WWI Memorial Foundation announces alternate plans for National WWI Memorial at Pershing Park

New plans would preserve the existing memorial and park, honoring five million veterans

Contact: David DeJonge, 616-540-4922 (talk/text)


WASHINGTON, DC — Years after the effort for a National WWI Memorial was started by Frank Buckles, the last WWI veteran, the Foundation he started now opposes the creation of a new war memorial at Pershing Park in Washington, DC.

Following a design competition last fall, the WWI Centennial Commission revealed its winner. The chosen memorial design would result in the total destruction of Pershing Park, a Washington landmark soon to be included in the National Registry of Historic Places.

The WWI Memorial Foundation opposes this destruction and suggests alternatives, such as a scaled-down memorial, an addition of a small stage at the existing park, and a search for a new site. The Foundation has proposed several designs, which would both restore Pershing Park and honor veterans.

"It would be incredible for the Commission to demonstrate the need for preservation and honor by restoring Pershing Park, preserving its purpose and honoring WWI veterans at the same time. To bulldoze the park sends a distinctly dangerous message to those trying to save other parks and memorials," stated David DeJonge, co-founder and president of the WWI Memorial Foundation.

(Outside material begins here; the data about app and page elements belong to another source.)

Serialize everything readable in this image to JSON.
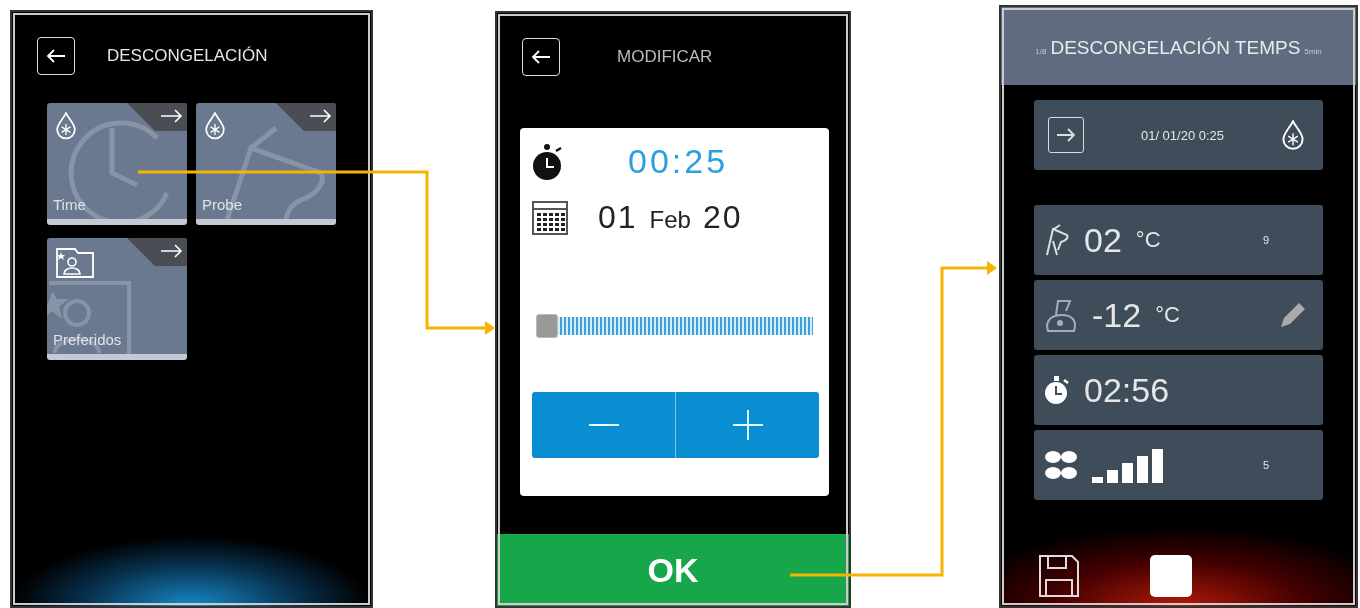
{
  "menu_screen": {
    "title": "DESCONGELACIÓN",
    "tiles": [
      {
        "kind": "time",
        "label": "Time"
      },
      {
        "kind": "probe",
        "label": "Probe"
      },
      {
        "kind": "favorites",
        "label": "Preferidos"
      }
    ]
  },
  "modify_screen": {
    "title": "MODIFICAR",
    "time": "00:25",
    "date": {
      "day": "01",
      "month": "Feb",
      "year": "20"
    },
    "slider": {
      "level": 0
    },
    "ok": "OK"
  },
  "cycle_screen": {
    "header": {
      "step": "1/8",
      "title": "DESCONGELACIÓN TEMPS",
      "duration": "5min"
    },
    "start": "01/ 01/20  0:25",
    "rows": [
      {
        "kind": "probe",
        "value": "02",
        "unit": "°C",
        "aside": "9"
      },
      {
        "kind": "chamber",
        "value": "-12",
        "unit": "°C"
      },
      {
        "kind": "timer",
        "value": "02:56"
      },
      {
        "kind": "fan",
        "value": "5"
      }
    ]
  }
}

"The Centennial Commission knew a year prior to their contest that the park would be protected under the National Registry. These instructions came from the very top of the National Park Service, and still the Commission instructed applicants that the entire park was expendable. We wonder why this fact was completely ignored?"

Inclusion in the National Register of Historic Places suggests that the new work should not have an adverse effect on the design—this is the essential challenge for the winning design.

The designs of Scott Allred of MGB+A - the Grassli Group in Utah show how the park could be restored and protected with the inclusion of small details from alternative designs. Some plans only move a single tree to accomplish preservation.

"Why not preserve Pershing Park and restore life to it? It was a gathering place for decades, for residents and visitors alike, for ice skating and relaxation. Let's see it brought to life again, not destroyed," DeJonge said.

The normal process of a site search was completely bypassed for this memorial. In that process, the Pershing Park site would have been properly vetted to see if it was even eligible to host the National WWI Memorial, and alternates would also have been considered.

"Sadly, once again this Memorial Day, our five million WWI heroes will not have a memorial to honor them. After 100 years we challenge Congress and the Centennial Commission to do the right thing and have a site search and offer complete renovation and preservation of Pershing Park," DeJonge noted.

To prevent the demolition of Pershing Park, please contact the following: